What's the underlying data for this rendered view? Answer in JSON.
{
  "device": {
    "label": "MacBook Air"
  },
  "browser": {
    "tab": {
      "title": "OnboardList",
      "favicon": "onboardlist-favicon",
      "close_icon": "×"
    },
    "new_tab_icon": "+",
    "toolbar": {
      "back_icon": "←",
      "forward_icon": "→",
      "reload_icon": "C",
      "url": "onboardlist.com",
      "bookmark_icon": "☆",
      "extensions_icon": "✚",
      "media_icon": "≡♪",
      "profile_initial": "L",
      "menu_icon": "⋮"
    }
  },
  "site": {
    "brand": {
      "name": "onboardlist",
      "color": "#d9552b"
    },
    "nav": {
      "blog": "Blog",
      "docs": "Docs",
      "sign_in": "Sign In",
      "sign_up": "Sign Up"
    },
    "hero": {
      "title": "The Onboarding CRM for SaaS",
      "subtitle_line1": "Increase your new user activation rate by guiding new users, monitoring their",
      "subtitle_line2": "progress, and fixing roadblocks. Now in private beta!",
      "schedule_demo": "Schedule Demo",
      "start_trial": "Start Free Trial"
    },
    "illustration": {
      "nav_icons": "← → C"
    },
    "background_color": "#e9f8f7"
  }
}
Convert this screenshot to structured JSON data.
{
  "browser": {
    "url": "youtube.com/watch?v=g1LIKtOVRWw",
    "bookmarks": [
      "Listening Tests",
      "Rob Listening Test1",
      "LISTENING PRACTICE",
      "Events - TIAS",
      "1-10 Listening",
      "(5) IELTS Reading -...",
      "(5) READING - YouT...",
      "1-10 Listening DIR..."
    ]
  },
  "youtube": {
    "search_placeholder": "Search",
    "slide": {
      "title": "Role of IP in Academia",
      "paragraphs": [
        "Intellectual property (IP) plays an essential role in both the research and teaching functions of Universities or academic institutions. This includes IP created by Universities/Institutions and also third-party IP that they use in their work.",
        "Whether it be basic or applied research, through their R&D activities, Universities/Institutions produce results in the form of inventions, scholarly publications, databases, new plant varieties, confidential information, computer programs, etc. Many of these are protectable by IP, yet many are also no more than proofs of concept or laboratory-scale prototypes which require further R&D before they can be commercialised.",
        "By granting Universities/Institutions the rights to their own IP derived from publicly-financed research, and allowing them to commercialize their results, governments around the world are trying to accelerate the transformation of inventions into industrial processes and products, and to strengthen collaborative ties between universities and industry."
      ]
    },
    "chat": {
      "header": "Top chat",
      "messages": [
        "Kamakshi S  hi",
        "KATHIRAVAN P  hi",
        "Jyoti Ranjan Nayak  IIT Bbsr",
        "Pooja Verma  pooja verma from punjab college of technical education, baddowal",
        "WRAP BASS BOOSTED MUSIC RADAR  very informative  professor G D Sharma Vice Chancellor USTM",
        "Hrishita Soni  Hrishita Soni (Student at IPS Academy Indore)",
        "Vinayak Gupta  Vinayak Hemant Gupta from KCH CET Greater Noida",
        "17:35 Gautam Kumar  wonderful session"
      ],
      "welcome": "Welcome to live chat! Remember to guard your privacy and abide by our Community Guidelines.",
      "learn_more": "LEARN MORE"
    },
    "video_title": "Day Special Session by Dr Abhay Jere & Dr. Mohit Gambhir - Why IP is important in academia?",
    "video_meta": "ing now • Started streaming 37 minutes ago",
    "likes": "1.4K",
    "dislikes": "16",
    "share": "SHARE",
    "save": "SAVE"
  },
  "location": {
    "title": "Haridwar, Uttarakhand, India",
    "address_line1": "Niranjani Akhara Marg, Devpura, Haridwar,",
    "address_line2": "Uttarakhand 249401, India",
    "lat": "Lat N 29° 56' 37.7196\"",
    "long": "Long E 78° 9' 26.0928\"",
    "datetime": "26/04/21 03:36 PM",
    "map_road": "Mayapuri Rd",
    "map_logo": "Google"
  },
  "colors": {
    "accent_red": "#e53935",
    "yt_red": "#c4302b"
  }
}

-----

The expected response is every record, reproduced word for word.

What's the underlying data for this rendered view? Answer in JSON.
{
  "device": {
    "label": "MacBook Air"
  },
  "browser": {
    "tab": {
      "title": "OnboardList",
      "favicon": "onboardlist-favicon",
      "close_icon": "×"
    },
    "new_tab_icon": "+",
    "toolbar": {
      "back_icon": "←",
      "forward_icon": "→",
      "reload_icon": "C",
      "url": "onboardlist.com",
      "bookmark_icon": "☆",
      "extensions_icon": "✚",
      "media_icon": "≡♪",
      "profile_initial": "L",
      "menu_icon": "⋮"
    }
  },
  "site": {
    "brand": {
      "name": "onboardlist",
      "color": "#d9552b"
    },
    "nav": {
      "blog": "Blog",
      "docs": "Docs",
      "sign_in": "Sign In",
      "sign_up": "Sign Up"
    },
    "hero": {
      "title": "The Onboarding CRM for SaaS",
      "subtitle_line1": "Increase your new user activation rate by guiding new users, monitoring their",
      "subtitle_line2": "progress, and fixing roadblocks. Now in private beta!",
      "schedule_demo": "Schedule Demo",
      "start_trial": "Start Free Trial"
    },
    "illustration": {
      "nav_icons": "← → C"
    },
    "background_color": "#e9f8f7"
  }
}
Convert this screenshot to structured JSON data.
{
  "browser": {
    "url": "youtube.com/watch?v=g1LIKtOVRWw",
    "bookmarks": [
      "Listening Tests",
      "Rob Listening Test1",
      "LISTENING PRACTICE",
      "Events - TIAS",
      "1-10 Listening",
      "(5) IELTS Reading -...",
      "(5) READING - YouT...",
      "1-10 Listening DIR..."
    ]
  },
  "youtube": {
    "search_placeholder": "Search",
    "slide": {
      "title": "Role of IP in Academia",
      "paragraphs": [
        "Intellectual property (IP) plays an essential role in both the research and teaching functions of Universities or academic institutions. This includes IP created by Universities/Institutions and also third-party IP that they use in their work.",
        "Whether it be basic or applied research, through their R&D activities, Universities/Institutions produce results in the form of inventions, scholarly publications, databases, new plant varieties, confidential information, computer programs, etc. Many of these are protectable by IP, yet many are also no more than proofs of concept or laboratory-scale prototypes which require further R&D before they can be commercialised.",
        "By granting Universities/Institutions the rights to their own IP derived from publicly-financed research, and allowing them to commercialize their results, governments around the world are trying to accelerate the transformation of inventions into industrial processes and products, and to strengthen collaborative ties between universities and industry."
      ]
    },
    "chat": {
      "header": "Top chat",
      "messages": [
        "Kamakshi S  hi",
        "KATHIRAVAN P  hi",
        "Jyoti Ranjan Nayak  IIT Bbsr",
        "Pooja Verma  pooja verma from punjab college of technical education, baddowal",
        "WRAP BASS BOOSTED MUSIC RADAR  very informative  professor G D Sharma Vice Chancellor USTM",
        "Hrishita Soni  Hrishita Soni (Student at IPS Academy Indore)",
        "Vinayak Gupta  Vinayak Hemant Gupta from KCH CET Greater Noida",
        "17:35 Gautam Kumar  wonderful session"
      ],
      "welcome": "Welcome to live chat! Remember to guard your privacy and abide by our Community Guidelines.",
      "learn_more": "LEARN MORE"
    },
    "video_title": "Day Special Session by Dr Abhay Jere & Dr. Mohit Gambhir - Why IP is important in academia?",
    "video_meta": "ing now • Started streaming 37 minutes ago",
    "likes": "1.4K",
    "dislikes": "16",
    "share": "SHARE",
    "save": "SAVE"
  },
  "location": {
    "title": "Haridwar, Uttarakhand, India",
    "address_line1": "Niranjani Akhara Marg, Devpura, Haridwar,",
    "address_line2": "Uttarakhand 249401, India",
    "lat": "Lat N 29° 56' 37.7196\"",
    "long": "Long E 78° 9' 26.0928\"",
    "datetime": "26/04/21 03:36 PM",
    "map_road": "Mayapuri Rd",
    "map_logo": "Google"
  },
  "colors": {
    "accent_red": "#e53935",
    "yt_red": "#c4302b"
  }
}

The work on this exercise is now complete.